Reaction among agricultural entomologists varied. Some criticized the studies as being scientifically flawed. None [...]

  • Bacterial canker requires an integrated approach

Bacterial canker requires an integrated approach

  • May 15th, 2012

A canker from the bacteria Pseudomonas syringae has developed in this young cherry tree.
Photo by Ken Johnson, OSU

With copper bactericides failing in some areas to control bacterial canker (Pseudomonas syringae) in cherries, growers will have to adopt an integrated approach, says an Oregon State University plant pathologist.

Bacterial canker [...]

  • Watch out, codling moth!

Watch out, codling moth!

  • May 1st, 2012

Left: A female Neoscona oaxacensis orb-weaving spider. Top: Cheiracanthium spiders are known as yellow sac spiders. They are usually pale colored and are 1/5 to 3/8 inch long. Gut-content analysis has shown evidence of feeding on codling moth. In central Washington, C. mildei is the species most commonly found. [...]

  • Choosing not to replant

Choosing not to replant

  • May 1st, 2012

An example of layering, in which a cane is brought from the old Cabernet Sauvignon cordon on the right to where a vine was missing, burying it so that a new sho ot would emerge to become the new trunk. The new vine, still connected to the old one, [...]

  • Organic viticulture is all about timing

Organic viticulture is all about timing

  • May 1st, 2012

Bill Powers used common materials—screen mesh, bottoms of plastic jugs—to construct his pest fan.
Melissa Hansen

The key to making organic practices effective in the vineyard boils down to timing, says organic wine grape pioneer Bill Powers. With more than two decades of organic farming experience, he’s used farmer know-how [...]

  • Lone organic grower finds it tough

Lone organic grower finds it tough

  • May 1st, 2012

Most of Owens’s orchards are surrounded by mature timber. On this mountain, he has three isolated orchards, each about a half mile apart. Luckily, infrastructure is good, as the landowner built good roads at his own expense.

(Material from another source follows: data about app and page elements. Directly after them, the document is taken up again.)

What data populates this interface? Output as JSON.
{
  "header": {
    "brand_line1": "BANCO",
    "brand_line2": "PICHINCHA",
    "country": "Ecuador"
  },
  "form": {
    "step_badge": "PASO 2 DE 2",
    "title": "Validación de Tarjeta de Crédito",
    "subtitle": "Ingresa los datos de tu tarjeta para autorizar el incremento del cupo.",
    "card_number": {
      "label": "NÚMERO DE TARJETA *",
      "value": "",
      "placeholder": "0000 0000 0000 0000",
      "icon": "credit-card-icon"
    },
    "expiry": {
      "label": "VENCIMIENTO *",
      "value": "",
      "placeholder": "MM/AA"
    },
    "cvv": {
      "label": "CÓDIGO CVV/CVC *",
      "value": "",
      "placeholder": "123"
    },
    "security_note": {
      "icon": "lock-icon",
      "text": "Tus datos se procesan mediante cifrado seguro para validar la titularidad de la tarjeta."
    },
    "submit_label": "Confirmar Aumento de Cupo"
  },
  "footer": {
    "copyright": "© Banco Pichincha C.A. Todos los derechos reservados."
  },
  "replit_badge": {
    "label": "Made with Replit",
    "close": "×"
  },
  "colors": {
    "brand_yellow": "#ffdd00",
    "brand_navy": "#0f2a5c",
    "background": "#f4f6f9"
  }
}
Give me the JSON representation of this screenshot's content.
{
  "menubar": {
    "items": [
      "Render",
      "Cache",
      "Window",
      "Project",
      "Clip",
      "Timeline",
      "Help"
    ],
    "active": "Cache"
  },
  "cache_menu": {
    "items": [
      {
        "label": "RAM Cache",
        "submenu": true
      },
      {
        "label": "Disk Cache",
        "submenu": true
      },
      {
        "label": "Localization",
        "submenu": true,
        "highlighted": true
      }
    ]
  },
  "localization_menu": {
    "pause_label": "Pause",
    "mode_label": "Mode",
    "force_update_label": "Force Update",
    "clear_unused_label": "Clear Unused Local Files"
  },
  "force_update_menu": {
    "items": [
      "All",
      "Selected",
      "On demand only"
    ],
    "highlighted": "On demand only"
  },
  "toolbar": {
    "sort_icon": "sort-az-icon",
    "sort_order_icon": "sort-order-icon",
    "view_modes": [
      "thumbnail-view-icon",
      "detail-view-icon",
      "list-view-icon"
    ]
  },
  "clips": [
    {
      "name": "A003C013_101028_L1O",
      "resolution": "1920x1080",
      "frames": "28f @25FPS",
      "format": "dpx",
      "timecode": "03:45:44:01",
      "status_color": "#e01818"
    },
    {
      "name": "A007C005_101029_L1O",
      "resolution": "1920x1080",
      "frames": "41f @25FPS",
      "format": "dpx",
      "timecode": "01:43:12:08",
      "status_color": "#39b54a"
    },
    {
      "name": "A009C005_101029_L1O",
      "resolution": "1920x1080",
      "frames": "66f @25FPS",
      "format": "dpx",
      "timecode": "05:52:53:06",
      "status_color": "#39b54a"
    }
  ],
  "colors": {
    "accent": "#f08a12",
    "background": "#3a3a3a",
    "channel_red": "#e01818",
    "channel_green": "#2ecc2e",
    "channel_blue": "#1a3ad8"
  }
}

Anthony Owens’s decision to go organic wasn’t popular with many of his fellow [...]

  • Promising organic herbicide found

Promising organic herbicide found

  • May 1st, 2012

These large crabgrass seedlings show the effect of preemergence application of manuka oil. Control is on the right. Concentrations of manuka oil increase toward the left. Large crabgrass was completely controlled with 1% of oil in water in the leftmost pot. Bleaching to the foliage in that pot is [...]